_Exercise_.
Leaving out every picture, output the records below exactly as they are.
[[ Information shown, beginning ]]
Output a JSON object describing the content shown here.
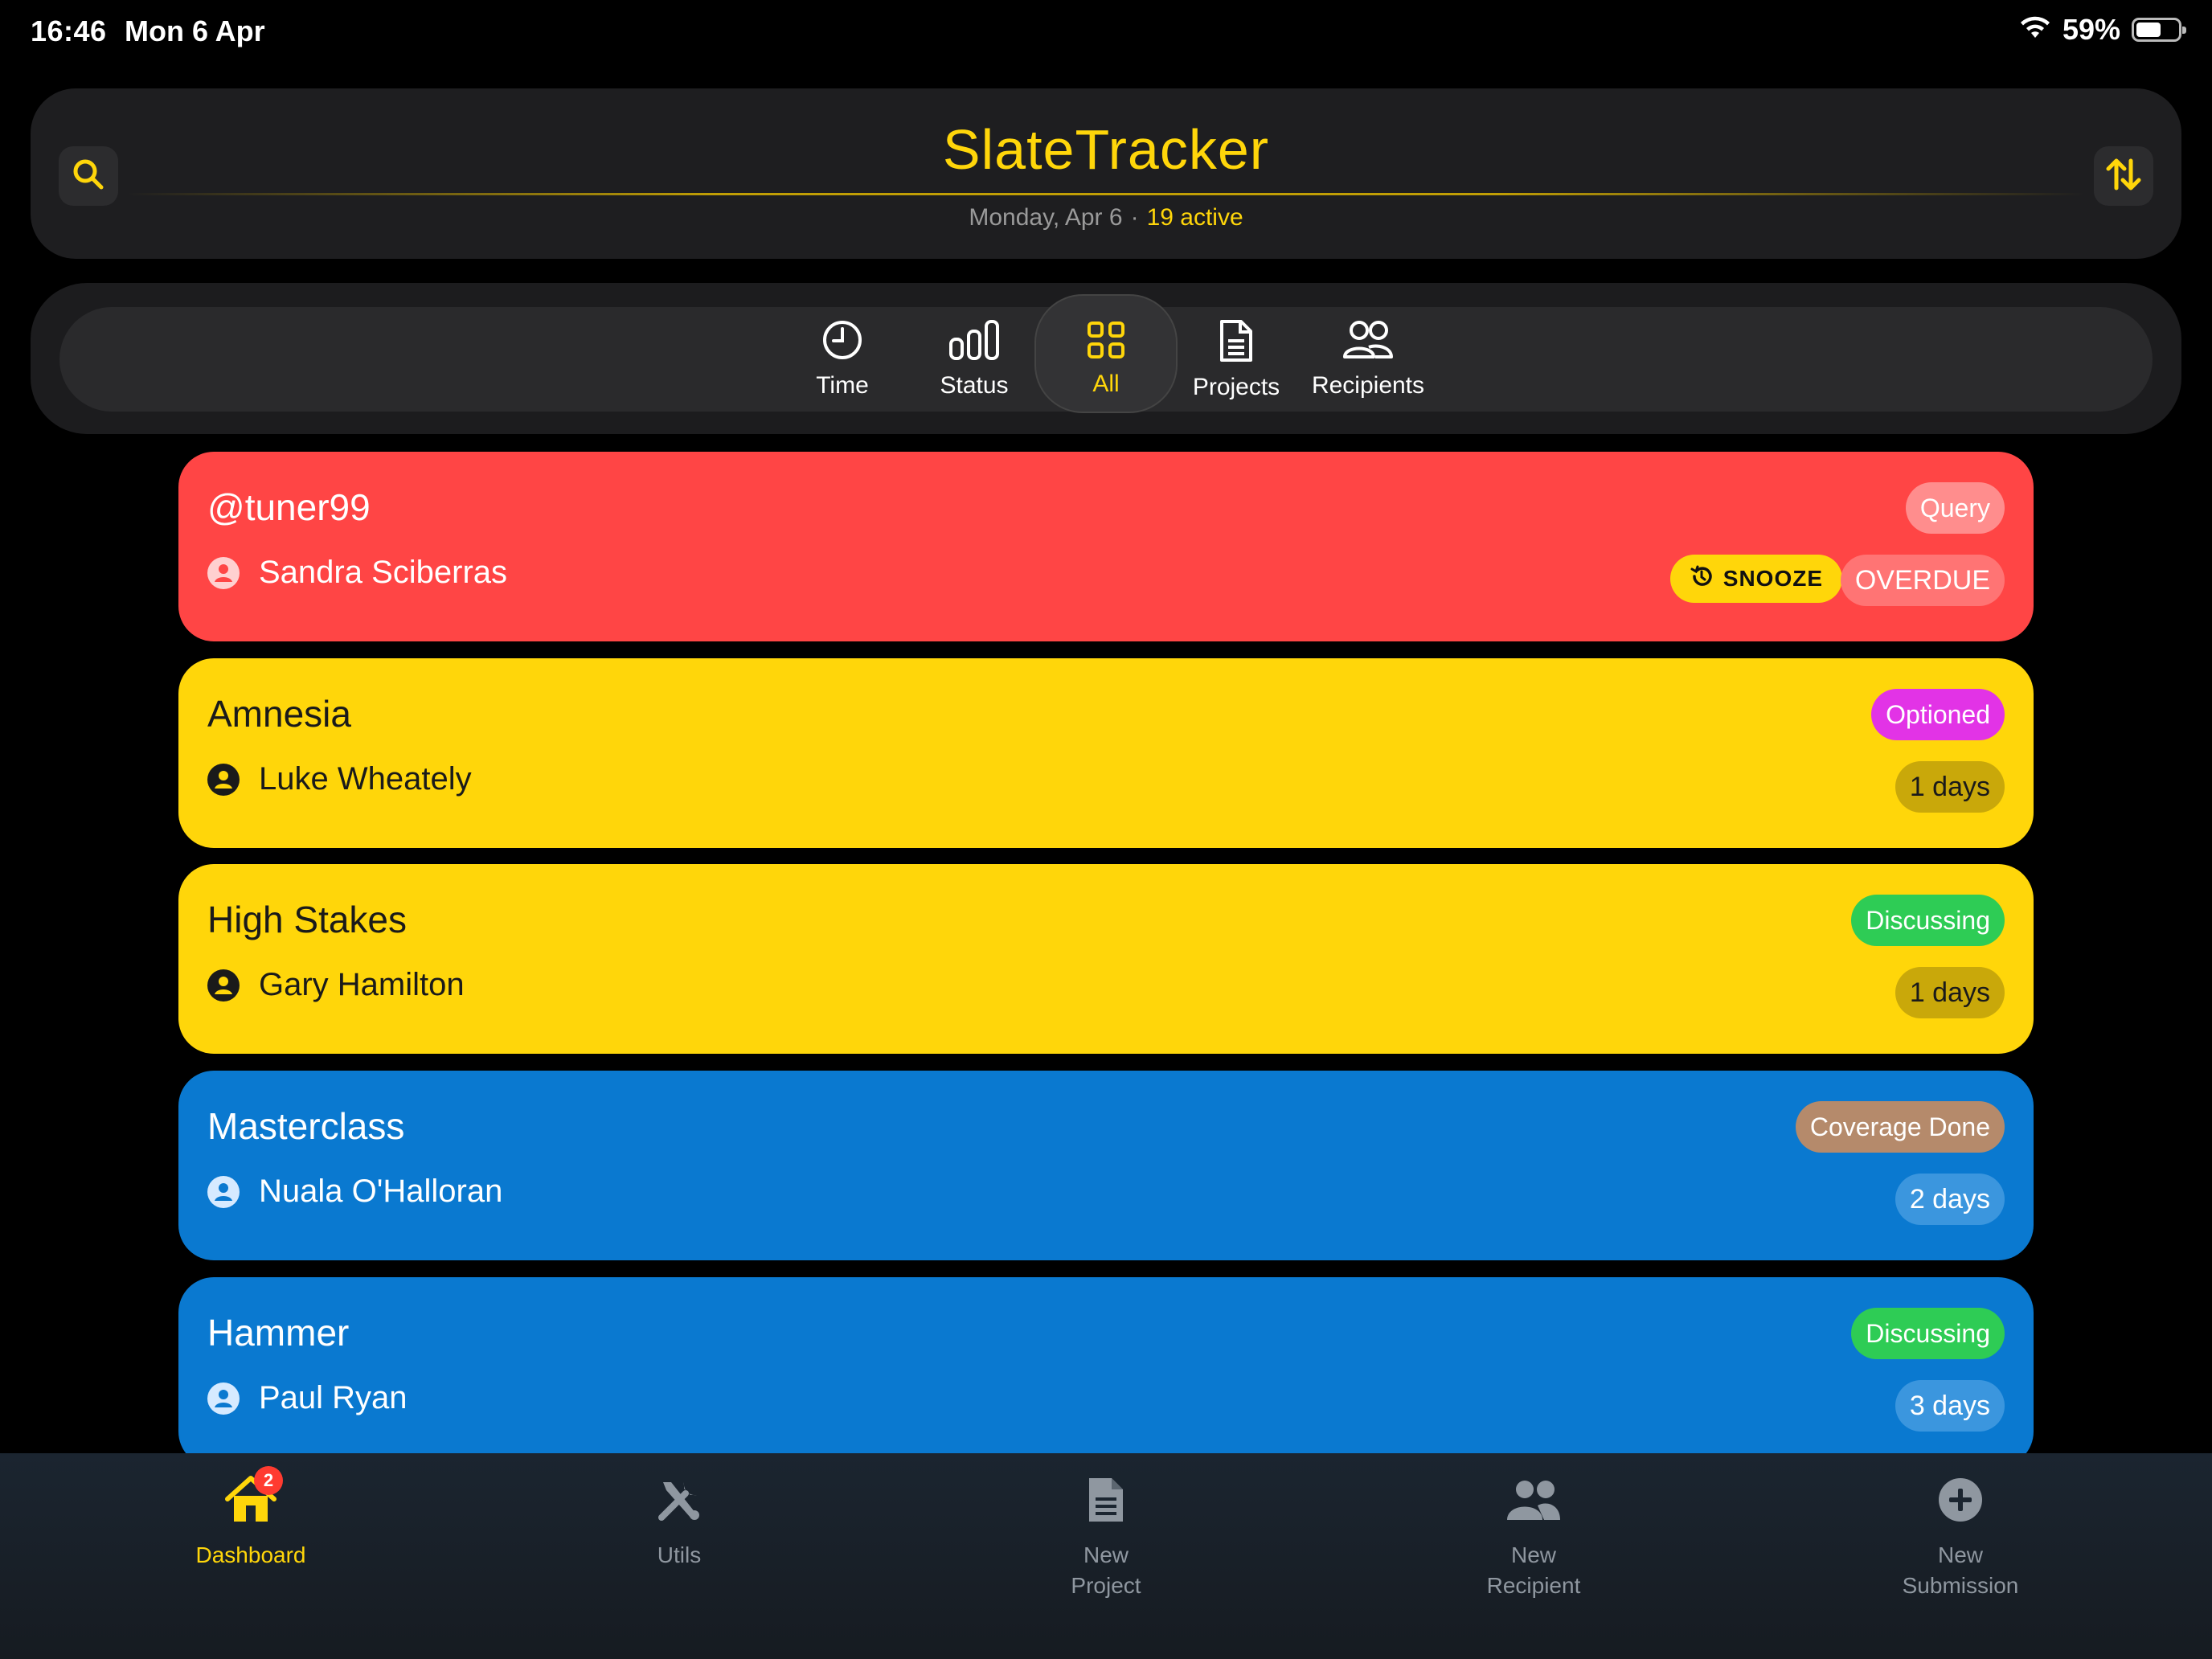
{
  "status_bar": {
    "time": "16:46",
    "date": "Mon 6 Apr",
    "battery": "59%",
    "battery_level": 0.59
  },
  "header": {
    "title": "SlateTracker",
    "date_text": "Monday, Apr 6",
    "separator": "·",
    "active_text": "19 active",
    "search_icon": "search-icon",
    "sort_icon": "sort-arrows-icon"
  },
  "filters": [
    {
      "label": "Time",
      "icon": "clock-icon"
    },
    {
      "label": "Status",
      "icon": "bar-chart-icon"
    },
    {
      "label": "All",
      "icon": "grid-icon",
      "selected": true
    },
    {
      "label": "Projects",
      "icon": "document-icon"
    },
    {
      "label": "Recipients",
      "icon": "people-icon"
    }
  ],
  "cards": [
    {
      "title": "@tuner99",
      "recipient": "Sandra Sciberras",
      "status": "Query",
      "status_color": "#ff8d8d",
      "snooze": "SNOOZE",
      "due": "OVERDUE",
      "color": "#ff4545"
    },
    {
      "title": "Amnesia",
      "recipient": "Luke Wheately",
      "status": "Optioned",
      "status_color": "#e233e6",
      "due": "1 days",
      "color": "#ffd60a"
    },
    {
      "title": "High Stakes",
      "recipient": "Gary Hamilton",
      "status": "Discussing",
      "status_color": "#2ecc55",
      "due": "1 days",
      "color": "#ffd60a"
    },
    {
      "title": "Masterclass",
      "recipient": "Nuala O'Halloran",
      "status": "Coverage Done",
      "status_color": "#b58a6b",
      "due": "2 days",
      "color": "#0a79d0"
    },
    {
      "title": "Hammer",
      "recipient": "Paul Ryan",
      "status": "Discussing",
      "status_color": "#2ecc55",
      "due": "3 days",
      "color": "#0a79d0"
    }
  ],
  "tabbar": [
    {
      "label": "Dashboard",
      "icon": "home-icon",
      "badge": "2",
      "active": true
    },
    {
      "label": "Utils",
      "icon": "tools-icon"
    },
    {
      "label_line1": "New",
      "label_line2": "Project",
      "icon": "new-document-icon"
    },
    {
      "label_line1": "New",
      "label_line2": "Recipient",
      "icon": "people-icon"
    },
    {
      "label_line1": "New",
      "label_line2": "Submission",
      "icon": "plus-circle-icon"
    }
  ]
}
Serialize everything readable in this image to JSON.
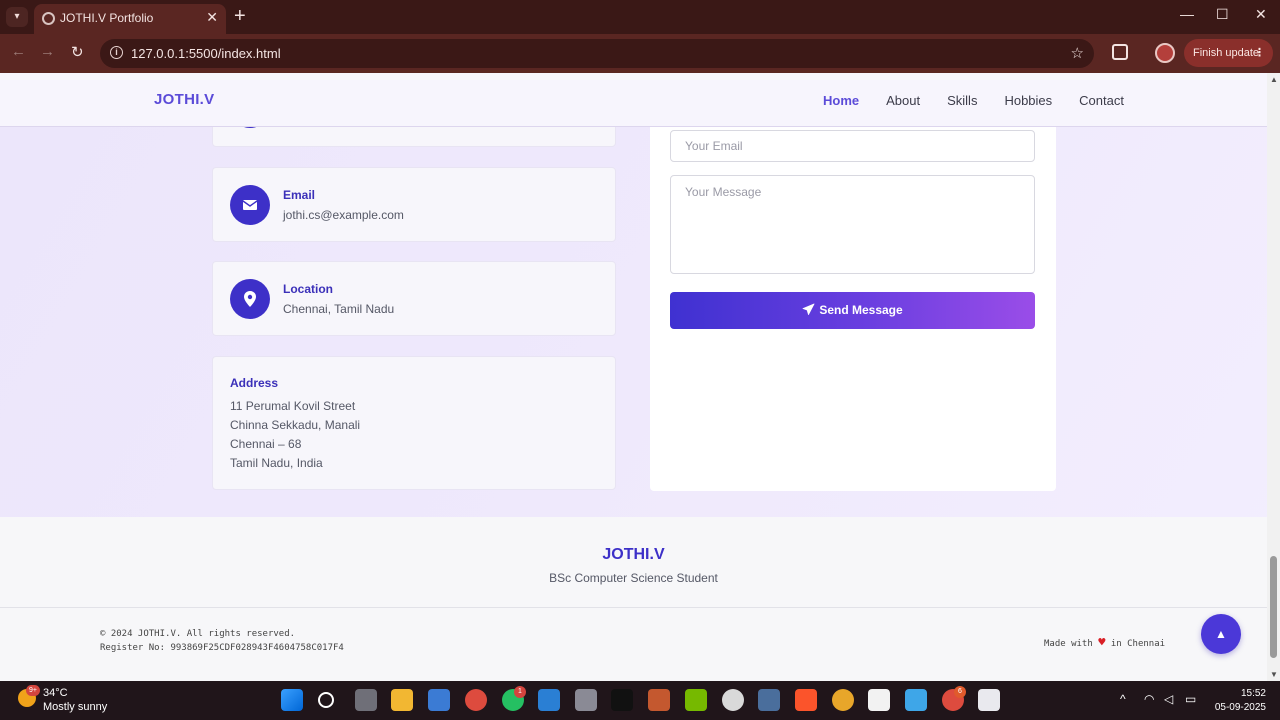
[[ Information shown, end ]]
_Result of the task_.
Output a JSON object describing the content shown here.
{
  "status_bar": {
    "time": "16:46",
    "date": "Mon 6 Apr",
    "battery": "59%",
    "battery_level": 0.59
  },
  "header": {
    "title": "SlateTracker",
    "date_text": "Monday, Apr 6",
    "separator": "·",
    "active_text": "19 active",
    "search_icon": "search-icon",
    "sort_icon": "sort-arrows-icon"
  },
  "filters": [
    {
      "label": "Time",
      "icon": "clock-icon"
    },
    {
      "label": "Status",
      "icon": "bar-chart-icon"
    },
    {
      "label": "All",
      "icon": "grid-icon",
      "selected": true
    },
    {
      "label": "Projects",
      "icon": "document-icon"
    },
    {
      "label": "Recipients",
      "icon": "people-icon"
    }
  ],
  "cards": [
    {
      "title": "@tuner99",
      "recipient": "Sandra Sciberras",
      "status": "Query",
      "status_color": "#ff8d8d",
      "snooze": "SNOOZE",
      "due": "OVERDUE",
      "color": "#ff4545"
    },
    {
      "title": "Amnesia",
      "recipient": "Luke Wheately",
      "status": "Optioned",
      "status_color": "#e233e6",
      "due": "1 days",
      "color": "#ffd60a"
    },
    {
      "title": "High Stakes",
      "recipient": "Gary Hamilton",
      "status": "Discussing",
      "status_color": "#2ecc55",
      "due": "1 days",
      "color": "#ffd60a"
    },
    {
      "title": "Masterclass",
      "recipient": "Nuala O'Halloran",
      "status": "Coverage Done",
      "status_color": "#b58a6b",
      "due": "2 days",
      "color": "#0a79d0"
    },
    {
      "title": "Hammer",
      "recipient": "Paul Ryan",
      "status": "Discussing",
      "status_color": "#2ecc55",
      "due": "3 days",
      "color": "#0a79d0"
    }
  ],
  "tabbar": [
    {
      "label": "Dashboard",
      "icon": "home-icon",
      "badge": "2",
      "active": true
    },
    {
      "label": "Utils",
      "icon": "tools-icon"
    },
    {
      "label_line1": "New",
      "label_line2": "Project",
      "icon": "new-document-icon"
    },
    {
      "label_line1": "New",
      "label_line2": "Recipient",
      "icon": "people-icon"
    },
    {
      "label_line1": "New",
      "label_line2": "Submission",
      "icon": "plus-circle-icon"
    }
  ]
}
Serialize everything readable in this image to JSON.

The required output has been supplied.